Data for this exercise ::
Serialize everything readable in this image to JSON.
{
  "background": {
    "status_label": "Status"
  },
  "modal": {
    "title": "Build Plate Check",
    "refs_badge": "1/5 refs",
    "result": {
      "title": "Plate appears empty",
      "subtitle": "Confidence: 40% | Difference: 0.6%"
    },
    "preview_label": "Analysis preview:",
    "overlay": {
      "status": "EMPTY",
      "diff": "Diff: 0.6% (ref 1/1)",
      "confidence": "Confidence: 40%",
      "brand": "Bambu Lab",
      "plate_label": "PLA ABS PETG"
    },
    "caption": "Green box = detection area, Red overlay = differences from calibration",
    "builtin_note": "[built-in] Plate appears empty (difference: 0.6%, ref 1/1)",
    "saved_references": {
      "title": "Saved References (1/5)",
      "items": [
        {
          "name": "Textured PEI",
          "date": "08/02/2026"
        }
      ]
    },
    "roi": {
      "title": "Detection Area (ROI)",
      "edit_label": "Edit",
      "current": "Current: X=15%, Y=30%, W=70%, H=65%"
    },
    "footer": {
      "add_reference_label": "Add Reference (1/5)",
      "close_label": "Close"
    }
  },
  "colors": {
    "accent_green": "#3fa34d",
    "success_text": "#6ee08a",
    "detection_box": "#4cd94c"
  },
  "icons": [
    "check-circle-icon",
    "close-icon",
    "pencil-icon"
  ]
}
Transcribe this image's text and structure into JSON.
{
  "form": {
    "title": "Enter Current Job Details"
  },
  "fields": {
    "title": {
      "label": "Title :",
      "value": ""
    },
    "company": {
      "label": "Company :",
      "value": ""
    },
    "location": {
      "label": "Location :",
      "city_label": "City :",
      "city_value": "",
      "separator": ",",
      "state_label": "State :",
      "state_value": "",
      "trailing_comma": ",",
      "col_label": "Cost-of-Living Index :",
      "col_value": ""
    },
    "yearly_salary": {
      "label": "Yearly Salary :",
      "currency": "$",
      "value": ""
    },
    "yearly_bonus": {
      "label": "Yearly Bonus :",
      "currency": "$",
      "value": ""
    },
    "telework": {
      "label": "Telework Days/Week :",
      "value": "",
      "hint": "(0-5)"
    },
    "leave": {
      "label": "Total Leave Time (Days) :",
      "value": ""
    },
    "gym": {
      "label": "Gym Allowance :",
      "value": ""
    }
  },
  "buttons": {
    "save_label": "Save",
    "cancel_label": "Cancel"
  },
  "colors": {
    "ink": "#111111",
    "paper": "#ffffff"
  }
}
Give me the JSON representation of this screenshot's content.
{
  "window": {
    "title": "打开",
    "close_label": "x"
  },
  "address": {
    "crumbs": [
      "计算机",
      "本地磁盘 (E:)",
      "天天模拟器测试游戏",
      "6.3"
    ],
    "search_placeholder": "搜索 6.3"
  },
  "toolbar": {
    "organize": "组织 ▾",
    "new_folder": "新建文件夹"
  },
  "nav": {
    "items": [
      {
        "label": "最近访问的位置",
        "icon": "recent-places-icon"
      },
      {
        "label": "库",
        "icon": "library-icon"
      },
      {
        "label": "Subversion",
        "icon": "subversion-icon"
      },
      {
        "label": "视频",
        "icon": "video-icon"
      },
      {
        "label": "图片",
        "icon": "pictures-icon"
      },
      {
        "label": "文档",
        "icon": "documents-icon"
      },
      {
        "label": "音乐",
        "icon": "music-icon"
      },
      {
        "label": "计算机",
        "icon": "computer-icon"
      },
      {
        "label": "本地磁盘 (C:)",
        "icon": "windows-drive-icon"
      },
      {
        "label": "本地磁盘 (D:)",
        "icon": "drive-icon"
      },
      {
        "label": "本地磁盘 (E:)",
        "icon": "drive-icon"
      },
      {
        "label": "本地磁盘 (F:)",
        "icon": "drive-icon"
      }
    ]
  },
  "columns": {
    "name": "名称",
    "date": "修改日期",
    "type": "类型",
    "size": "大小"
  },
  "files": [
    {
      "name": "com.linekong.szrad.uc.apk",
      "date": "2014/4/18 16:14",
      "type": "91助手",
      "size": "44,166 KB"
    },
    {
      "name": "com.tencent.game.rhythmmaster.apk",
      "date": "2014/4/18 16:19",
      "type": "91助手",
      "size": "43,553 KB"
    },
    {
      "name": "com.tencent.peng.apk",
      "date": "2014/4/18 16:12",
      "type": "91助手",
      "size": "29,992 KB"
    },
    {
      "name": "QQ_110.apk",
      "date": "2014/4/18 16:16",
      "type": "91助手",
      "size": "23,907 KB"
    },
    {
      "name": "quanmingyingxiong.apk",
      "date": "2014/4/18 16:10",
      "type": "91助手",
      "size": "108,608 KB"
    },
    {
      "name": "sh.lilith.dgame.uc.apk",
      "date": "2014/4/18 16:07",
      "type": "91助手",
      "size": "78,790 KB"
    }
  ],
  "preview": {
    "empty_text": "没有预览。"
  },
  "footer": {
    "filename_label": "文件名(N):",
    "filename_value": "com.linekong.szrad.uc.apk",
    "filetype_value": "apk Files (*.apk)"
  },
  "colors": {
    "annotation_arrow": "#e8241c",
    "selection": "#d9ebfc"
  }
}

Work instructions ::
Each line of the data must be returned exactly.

Result ::
Serialize everything readable in this image to JSON.
{
  "background": {
    "status_label": "Status"
  },
  "modal": {
    "title": "Build Plate Check",
    "refs_badge": "1/5 refs",
    "result": {
      "title": "Plate appears empty",
      "subtitle": "Confidence: 40% | Difference: 0.6%"
    },
    "preview_label": "Analysis preview:",
    "overlay": {
      "status": "EMPTY",
      "diff": "Diff: 0.6% (ref 1/1)",
      "confidence": "Confidence: 40%",
      "brand": "Bambu Lab",
      "plate_label": "PLA ABS PETG"
    },
    "caption": "Green box = detection area, Red overlay = differences from calibration",
    "builtin_note": "[built-in] Plate appears empty (difference: 0.6%, ref 1/1)",
    "saved_references": {
      "title": "Saved References (1/5)",
      "items": [
        {
          "name": "Textured PEI",
          "date": "08/02/2026"
        }
      ]
    },
    "roi": {
      "title": "Detection Area (ROI)",
      "edit_label": "Edit",
      "current": "Current: X=15%, Y=30%, W=70%, H=65%"
    },
    "footer": {
      "add_reference_label": "Add Reference (1/5)",
      "close_label": "Close"
    }
  },
  "colors": {
    "accent_green": "#3fa34d",
    "success_text": "#6ee08a",
    "detection_box": "#4cd94c"
  },
  "icons": [
    "check-circle-icon",
    "close-icon",
    "pencil-icon"
  ]
}
Transcribe this image's text and structure into JSON.
{
  "form": {
    "title": "Enter Current Job Details"
  },
  "fields": {
    "title": {
      "label": "Title :",
      "value": ""
    },
    "company": {
      "label": "Company :",
      "value": ""
    },
    "location": {
      "label": "Location :",
      "city_label": "City :",
      "city_value": "",
      "separator": ",",
      "state_label": "State :",
      "state_value": "",
      "trailing_comma": ",",
      "col_label": "Cost-of-Living Index :",
      "col_value": ""
    },
    "yearly_salary": {
      "label": "Yearly Salary :",
      "currency": "$",
      "value": ""
    },
    "yearly_bonus": {
      "label": "Yearly Bonus :",
      "currency": "$",
      "value": ""
    },
    "telework": {
      "label": "Telework Days/Week :",
      "value": "",
      "hint": "(0-5)"
    },
    "leave": {
      "label": "Total Leave Time (Days) :",
      "value": ""
    },
    "gym": {
      "label": "Gym Allowance :",
      "value": ""
    }
  },
  "buttons": {
    "save_label": "Save",
    "cancel_label": "Cancel"
  },
  "colors": {
    "ink": "#111111",
    "paper": "#ffffff"
  }
}
Give me the JSON representation of this screenshot's content.
{
  "window": {
    "title": "打开",
    "close_label": "x"
  },
  "address": {
    "crumbs": [
      "计算机",
      "本地磁盘 (E:)",
      "天天模拟器测试游戏",
      "6.3"
    ],
    "search_placeholder": "搜索 6.3"
  },
  "toolbar": {
    "organize": "组织 ▾",
    "new_folder": "新建文件夹"
  },
  "nav": {
    "items": [
      {
        "label": "最近访问的位置",
        "icon": "recent-places-icon"
      },
      {
        "label": "库",
        "icon": "library-icon"
      },
      {
        "label": "Subversion",
        "icon": "subversion-icon"
      },
      {
        "label": "视频",
        "icon": "video-icon"
      },
      {
        "label": "图片",
        "icon": "pictures-icon"
      },
      {
        "label": "文档",
        "icon": "documents-icon"
      },
      {
        "label": "音乐",
        "icon": "music-icon"
      },
      {
        "label": "计算机",
        "icon": "computer-icon"
      },
      {
        "label": "本地磁盘 (C:)",
        "icon": "windows-drive-icon"
      },
      {
        "label": "本地磁盘 (D:)",
        "icon": "drive-icon"
      },
      {
        "label": "本地磁盘 (E:)",
        "icon": "drive-icon"
      },
      {
        "label": "本地磁盘 (F:)",
        "icon": "drive-icon"
      }
    ]
  },
  "columns": {
    "name": "名称",
    "date": "修改日期",
    "type": "类型",
    "size": "大小"
  },
  "files": [
    {
      "name": "com.linekong.szrad.uc.apk",
      "date": "2014/4/18 16:14",
      "type": "91助手",
      "size": "44,166 KB"
    },
    {
      "name": "com.tencent.game.rhythmmaster.apk",
      "date": "2014/4/18 16:19",
      "type": "91助手",
      "size": "43,553 KB"
    },
    {
      "name": "com.tencent.peng.apk",
      "date": "2014/4/18 16:12",
      "type": "91助手",
      "size": "29,992 KB"
    },
    {
      "name": "QQ_110.apk",
      "date": "2014/4/18 16:16",
      "type": "91助手",
      "size": "23,907 KB"
    },
    {
      "name": "quanmingyingxiong.apk",
      "date": "2014/4/18 16:10",
      "type": "91助手",
      "size": "108,608 KB"
    },
    {
      "name": "sh.lilith.dgame.uc.apk",
      "date": "2014/4/18 16:07",
      "type": "91助手",
      "size": "78,790 KB"
    }
  ],
  "preview": {
    "empty_text": "没有预览。"
  },
  "footer": {
    "filename_label": "文件名(N):",
    "filename_value": "com.linekong.szrad.uc.apk",
    "filetype_value": "apk Files (*.apk)"
  },
  "colors": {
    "annotation_arrow": "#e8241c",
    "selection": "#d9ebfc"
  }
}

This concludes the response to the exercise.